━━━━━ Data shown ━━━━━
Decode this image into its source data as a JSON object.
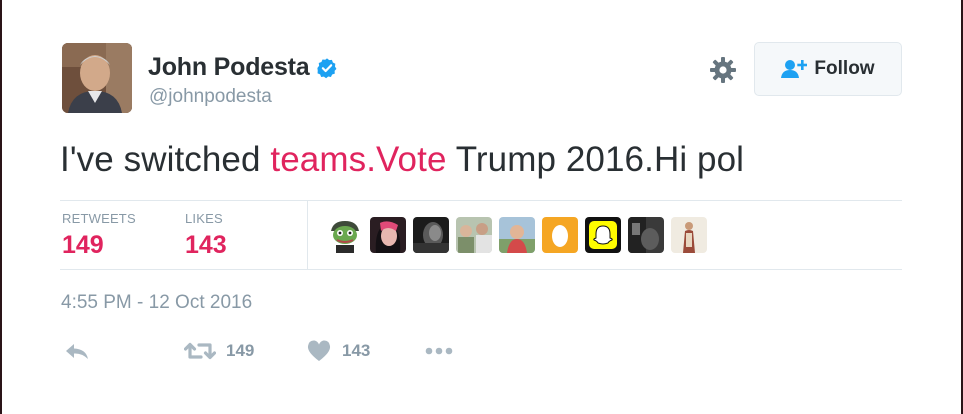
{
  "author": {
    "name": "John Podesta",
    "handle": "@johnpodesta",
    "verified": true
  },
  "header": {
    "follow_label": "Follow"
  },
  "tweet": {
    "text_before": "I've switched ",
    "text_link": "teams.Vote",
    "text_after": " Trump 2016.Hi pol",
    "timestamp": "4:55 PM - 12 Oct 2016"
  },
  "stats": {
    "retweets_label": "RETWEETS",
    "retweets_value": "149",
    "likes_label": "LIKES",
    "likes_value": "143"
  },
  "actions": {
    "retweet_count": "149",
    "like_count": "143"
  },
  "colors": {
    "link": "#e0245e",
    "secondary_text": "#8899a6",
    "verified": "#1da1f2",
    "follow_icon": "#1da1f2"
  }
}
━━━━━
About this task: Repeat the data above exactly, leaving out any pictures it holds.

Output of the exercise:
Decode this image into its source data as a JSON object.
{
  "author": {
    "name": "John Podesta",
    "handle": "@johnpodesta",
    "verified": true
  },
  "header": {
    "follow_label": "Follow"
  },
  "tweet": {
    "text_before": "I've switched ",
    "text_link": "teams.Vote",
    "text_after": " Trump 2016.Hi pol",
    "timestamp": "4:55 PM - 12 Oct 2016"
  },
  "stats": {
    "retweets_label": "RETWEETS",
    "retweets_value": "149",
    "likes_label": "LIKES",
    "likes_value": "143"
  },
  "actions": {
    "retweet_count": "149",
    "like_count": "143"
  },
  "colors": {
    "link": "#e0245e",
    "secondary_text": "#8899a6",
    "verified": "#1da1f2",
    "follow_icon": "#1da1f2"
  }
}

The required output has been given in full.